======== RECORDS SHOWN ========
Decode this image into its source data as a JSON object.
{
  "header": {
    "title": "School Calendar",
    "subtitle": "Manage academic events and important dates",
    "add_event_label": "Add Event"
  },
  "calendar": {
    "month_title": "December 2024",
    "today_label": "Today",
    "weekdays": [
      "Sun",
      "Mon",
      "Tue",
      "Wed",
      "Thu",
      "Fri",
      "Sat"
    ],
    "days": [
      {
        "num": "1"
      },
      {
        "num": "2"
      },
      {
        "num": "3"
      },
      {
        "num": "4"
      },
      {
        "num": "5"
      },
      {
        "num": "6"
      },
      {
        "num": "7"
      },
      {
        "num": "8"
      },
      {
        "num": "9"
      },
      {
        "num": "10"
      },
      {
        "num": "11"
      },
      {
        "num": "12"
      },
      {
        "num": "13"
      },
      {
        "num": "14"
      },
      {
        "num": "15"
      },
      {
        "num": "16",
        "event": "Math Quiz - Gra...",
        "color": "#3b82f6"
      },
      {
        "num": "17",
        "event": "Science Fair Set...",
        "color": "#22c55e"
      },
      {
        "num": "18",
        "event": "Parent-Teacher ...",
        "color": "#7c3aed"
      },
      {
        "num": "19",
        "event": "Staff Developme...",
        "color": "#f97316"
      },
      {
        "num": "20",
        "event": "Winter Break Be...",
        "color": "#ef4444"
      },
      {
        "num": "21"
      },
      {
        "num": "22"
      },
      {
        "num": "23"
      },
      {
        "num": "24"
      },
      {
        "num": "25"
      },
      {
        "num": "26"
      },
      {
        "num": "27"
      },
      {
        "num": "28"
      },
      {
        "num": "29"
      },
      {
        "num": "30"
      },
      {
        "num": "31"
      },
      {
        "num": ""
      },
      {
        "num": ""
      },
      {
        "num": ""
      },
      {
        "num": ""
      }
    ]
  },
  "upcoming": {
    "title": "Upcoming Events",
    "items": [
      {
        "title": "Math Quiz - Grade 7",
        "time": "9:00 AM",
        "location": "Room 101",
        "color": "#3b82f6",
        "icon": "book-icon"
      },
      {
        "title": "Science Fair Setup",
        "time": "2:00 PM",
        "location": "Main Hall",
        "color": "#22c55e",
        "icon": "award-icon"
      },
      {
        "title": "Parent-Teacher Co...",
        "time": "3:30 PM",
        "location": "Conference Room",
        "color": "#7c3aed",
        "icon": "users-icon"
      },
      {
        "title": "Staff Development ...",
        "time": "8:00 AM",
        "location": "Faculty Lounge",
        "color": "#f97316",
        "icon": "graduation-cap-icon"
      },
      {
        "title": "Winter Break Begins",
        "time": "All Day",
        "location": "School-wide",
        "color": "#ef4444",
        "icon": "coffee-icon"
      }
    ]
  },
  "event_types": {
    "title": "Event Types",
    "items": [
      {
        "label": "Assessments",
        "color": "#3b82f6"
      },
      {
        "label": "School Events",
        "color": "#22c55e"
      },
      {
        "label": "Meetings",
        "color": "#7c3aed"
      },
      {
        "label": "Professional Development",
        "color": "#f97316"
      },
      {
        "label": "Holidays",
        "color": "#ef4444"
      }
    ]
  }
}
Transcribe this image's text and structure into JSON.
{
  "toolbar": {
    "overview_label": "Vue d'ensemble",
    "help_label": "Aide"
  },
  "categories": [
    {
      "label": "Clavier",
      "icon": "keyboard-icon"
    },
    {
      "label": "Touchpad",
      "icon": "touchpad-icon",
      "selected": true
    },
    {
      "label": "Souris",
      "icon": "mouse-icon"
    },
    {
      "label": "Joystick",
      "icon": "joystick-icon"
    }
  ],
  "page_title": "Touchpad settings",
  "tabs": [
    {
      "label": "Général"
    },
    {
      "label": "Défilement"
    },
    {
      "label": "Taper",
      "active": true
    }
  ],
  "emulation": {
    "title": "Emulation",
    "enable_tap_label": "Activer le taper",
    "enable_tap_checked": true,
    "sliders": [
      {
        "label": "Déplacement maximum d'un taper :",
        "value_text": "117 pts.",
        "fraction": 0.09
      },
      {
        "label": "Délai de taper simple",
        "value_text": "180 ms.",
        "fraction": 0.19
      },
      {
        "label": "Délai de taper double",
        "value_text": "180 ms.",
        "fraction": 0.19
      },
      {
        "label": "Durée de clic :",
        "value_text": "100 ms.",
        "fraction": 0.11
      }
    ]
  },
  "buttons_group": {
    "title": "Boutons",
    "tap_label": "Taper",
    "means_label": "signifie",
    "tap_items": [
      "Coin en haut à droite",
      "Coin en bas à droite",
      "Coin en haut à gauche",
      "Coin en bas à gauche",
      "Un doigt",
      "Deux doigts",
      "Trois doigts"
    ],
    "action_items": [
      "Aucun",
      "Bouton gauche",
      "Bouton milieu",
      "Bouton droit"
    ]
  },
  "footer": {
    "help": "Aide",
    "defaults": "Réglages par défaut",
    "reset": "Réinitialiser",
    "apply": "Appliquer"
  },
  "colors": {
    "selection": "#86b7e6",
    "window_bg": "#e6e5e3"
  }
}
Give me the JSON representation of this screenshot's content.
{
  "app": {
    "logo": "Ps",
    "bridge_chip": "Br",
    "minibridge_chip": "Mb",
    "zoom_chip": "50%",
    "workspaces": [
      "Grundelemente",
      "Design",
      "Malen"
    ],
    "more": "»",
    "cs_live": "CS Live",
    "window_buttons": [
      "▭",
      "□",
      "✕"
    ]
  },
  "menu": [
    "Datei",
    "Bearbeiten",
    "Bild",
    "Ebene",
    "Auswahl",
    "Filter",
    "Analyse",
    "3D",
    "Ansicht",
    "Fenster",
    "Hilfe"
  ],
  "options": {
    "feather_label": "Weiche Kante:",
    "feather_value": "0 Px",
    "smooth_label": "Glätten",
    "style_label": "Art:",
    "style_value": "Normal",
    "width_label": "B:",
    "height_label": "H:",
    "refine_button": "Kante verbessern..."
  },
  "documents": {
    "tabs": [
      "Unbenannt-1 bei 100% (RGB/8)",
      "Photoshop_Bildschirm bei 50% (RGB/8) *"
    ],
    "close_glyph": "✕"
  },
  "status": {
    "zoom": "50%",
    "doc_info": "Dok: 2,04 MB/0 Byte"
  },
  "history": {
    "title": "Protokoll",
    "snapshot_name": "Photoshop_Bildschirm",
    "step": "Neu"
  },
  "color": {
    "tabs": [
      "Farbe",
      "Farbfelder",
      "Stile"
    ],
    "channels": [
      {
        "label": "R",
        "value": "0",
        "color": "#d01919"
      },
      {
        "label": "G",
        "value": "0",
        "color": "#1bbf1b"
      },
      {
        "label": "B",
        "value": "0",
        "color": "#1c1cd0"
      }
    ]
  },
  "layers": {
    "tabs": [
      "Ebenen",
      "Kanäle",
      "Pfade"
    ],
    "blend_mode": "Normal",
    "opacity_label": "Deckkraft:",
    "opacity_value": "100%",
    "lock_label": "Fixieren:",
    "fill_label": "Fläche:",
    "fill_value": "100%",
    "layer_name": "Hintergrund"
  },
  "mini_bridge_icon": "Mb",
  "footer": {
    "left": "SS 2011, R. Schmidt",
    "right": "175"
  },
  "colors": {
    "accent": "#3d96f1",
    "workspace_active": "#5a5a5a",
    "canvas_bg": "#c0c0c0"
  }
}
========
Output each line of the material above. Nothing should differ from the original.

Decode this image into its source data as a JSON object.
{
  "header": {
    "title": "School Calendar",
    "subtitle": "Manage academic events and important dates",
    "add_event_label": "Add Event"
  },
  "calendar": {
    "month_title": "December 2024",
    "today_label": "Today",
    "weekdays": [
      "Sun",
      "Mon",
      "Tue",
      "Wed",
      "Thu",
      "Fri",
      "Sat"
    ],
    "days": [
      {
        "num": "1"
      },
      {
        "num": "2"
      },
      {
        "num": "3"
      },
      {
        "num": "4"
      },
      {
        "num": "5"
      },
      {
        "num": "6"
      },
      {
        "num": "7"
      },
      {
        "num": "8"
      },
      {
        "num": "9"
      },
      {
        "num": "10"
      },
      {
        "num": "11"
      },
      {
        "num": "12"
      },
      {
        "num": "13"
      },
      {
        "num": "14"
      },
      {
        "num": "15"
      },
      {
        "num": "16",
        "event": "Math Quiz - Gra...",
        "color": "#3b82f6"
      },
      {
        "num": "17",
        "event": "Science Fair Set...",
        "color": "#22c55e"
      },
      {
        "num": "18",
        "event": "Parent-Teacher ...",
        "color": "#7c3aed"
      },
      {
        "num": "19",
        "event": "Staff Developme...",
        "color": "#f97316"
      },
      {
        "num": "20",
        "event": "Winter Break Be...",
        "color": "#ef4444"
      },
      {
        "num": "21"
      },
      {
        "num": "22"
      },
      {
        "num": "23"
      },
      {
        "num": "24"
      },
      {
        "num": "25"
      },
      {
        "num": "26"
      },
      {
        "num": "27"
      },
      {
        "num": "28"
      },
      {
        "num": "29"
      },
      {
        "num": "30"
      },
      {
        "num": "31"
      },
      {
        "num": ""
      },
      {
        "num": ""
      },
      {
        "num": ""
      },
      {
        "num": ""
      }
    ]
  },
  "upcoming": {
    "title": "Upcoming Events",
    "items": [
      {
        "title": "Math Quiz - Grade 7",
        "time": "9:00 AM",
        "location": "Room 101",
        "color": "#3b82f6",
        "icon": "book-icon"
      },
      {
        "title": "Science Fair Setup",
        "time": "2:00 PM",
        "location": "Main Hall",
        "color": "#22c55e",
        "icon": "award-icon"
      },
      {
        "title": "Parent-Teacher Co...",
        "time": "3:30 PM",
        "location": "Conference Room",
        "color": "#7c3aed",
        "icon": "users-icon"
      },
      {
        "title": "Staff Development ...",
        "time": "8:00 AM",
        "location": "Faculty Lounge",
        "color": "#f97316",
        "icon": "graduation-cap-icon"
      },
      {
        "title": "Winter Break Begins",
        "time": "All Day",
        "location": "School-wide",
        "color": "#ef4444",
        "icon": "coffee-icon"
      }
    ]
  },
  "event_types": {
    "title": "Event Types",
    "items": [
      {
        "label": "Assessments",
        "color": "#3b82f6"
      },
      {
        "label": "School Events",
        "color": "#22c55e"
      },
      {
        "label": "Meetings",
        "color": "#7c3aed"
      },
      {
        "label": "Professional Development",
        "color": "#f97316"
      },
      {
        "label": "Holidays",
        "color": "#ef4444"
      }
    ]
  }
}
Transcribe this image's text and structure into JSON.
{
  "toolbar": {
    "overview_label": "Vue d'ensemble",
    "help_label": "Aide"
  },
  "categories": [
    {
      "label": "Clavier",
      "icon": "keyboard-icon"
    },
    {
      "label": "Touchpad",
      "icon": "touchpad-icon",
      "selected": true
    },
    {
      "label": "Souris",
      "icon": "mouse-icon"
    },
    {
      "label": "Joystick",
      "icon": "joystick-icon"
    }
  ],
  "page_title": "Touchpad settings",
  "tabs": [
    {
      "label": "Général"
    },
    {
      "label": "Défilement"
    },
    {
      "label": "Taper",
      "active": true
    }
  ],
  "emulation": {
    "title": "Emulation",
    "enable_tap_label": "Activer le taper",
    "enable_tap_checked": true,
    "sliders": [
      {
        "label": "Déplacement maximum d'un taper :",
        "value_text": "117 pts.",
        "fraction": 0.09
      },
      {
        "label": "Délai de taper simple",
        "value_text": "180 ms.",
        "fraction": 0.19
      },
      {
        "label": "Délai de taper double",
        "value_text": "180 ms.",
        "fraction": 0.19
      },
      {
        "label": "Durée de clic :",
        "value_text": "100 ms.",
        "fraction": 0.11
      }
    ]
  },
  "buttons_group": {
    "title": "Boutons",
    "tap_label": "Taper",
    "means_label": "signifie",
    "tap_items": [
      "Coin en haut à droite",
      "Coin en bas à droite",
      "Coin en haut à gauche",
      "Coin en bas à gauche",
      "Un doigt",
      "Deux doigts",
      "Trois doigts"
    ],
    "action_items": [
      "Aucun",
      "Bouton gauche",
      "Bouton milieu",
      "Bouton droit"
    ]
  },
  "footer": {
    "help": "Aide",
    "defaults": "Réglages par défaut",
    "reset": "Réinitialiser",
    "apply": "Appliquer"
  },
  "colors": {
    "selection": "#86b7e6",
    "window_bg": "#e6e5e3"
  }
}
Give me the JSON representation of this screenshot's content.
{
  "app": {
    "logo": "Ps",
    "bridge_chip": "Br",
    "minibridge_chip": "Mb",
    "zoom_chip": "50%",
    "workspaces": [
      "Grundelemente",
      "Design",
      "Malen"
    ],
    "more": "»",
    "cs_live": "CS Live",
    "window_buttons": [
      "▭",
      "□",
      "✕"
    ]
  },
  "menu": [
    "Datei",
    "Bearbeiten",
    "Bild",
    "Ebene",
    "Auswahl",
    "Filter",
    "Analyse",
    "3D",
    "Ansicht",
    "Fenster",
    "Hilfe"
  ],
  "options": {
    "feather_label": "Weiche Kante:",
    "feather_value": "0 Px",
    "smooth_label": "Glätten",
    "style_label": "Art:",
    "style_value": "Normal",
    "width_label": "B:",
    "height_label": "H:",
    "refine_button": "Kante verbessern..."
  },
  "documents": {
    "tabs": [
      "Unbenannt-1 bei 100% (RGB/8)",
      "Photoshop_Bildschirm bei 50% (RGB/8) *"
    ],
    "close_glyph": "✕"
  },
  "status": {
    "zoom": "50%",
    "doc_info": "Dok: 2,04 MB/0 Byte"
  },
  "history": {
    "title": "Protokoll",
    "snapshot_name": "Photoshop_Bildschirm",
    "step": "Neu"
  },
  "color": {
    "tabs": [
      "Farbe",
      "Farbfelder",
      "Stile"
    ],
    "channels": [
      {
        "label": "R",
        "value": "0",
        "color": "#d01919"
      },
      {
        "label": "G",
        "value": "0",
        "color": "#1bbf1b"
      },
      {
        "label": "B",
        "value": "0",
        "color": "#1c1cd0"
      }
    ]
  },
  "layers": {
    "tabs": [
      "Ebenen",
      "Kanäle",
      "Pfade"
    ],
    "blend_mode": "Normal",
    "opacity_label": "Deckkraft:",
    "opacity_value": "100%",
    "lock_label": "Fixieren:",
    "fill_label": "Fläche:",
    "fill_value": "100%",
    "layer_name": "Hintergrund"
  },
  "mini_bridge_icon": "Mb",
  "footer": {
    "left": "SS 2011, R. Schmidt",
    "right": "175"
  },
  "colors": {
    "accent": "#3d96f1",
    "workspace_active": "#5a5a5a",
    "canvas_bg": "#c0c0c0"
  }
}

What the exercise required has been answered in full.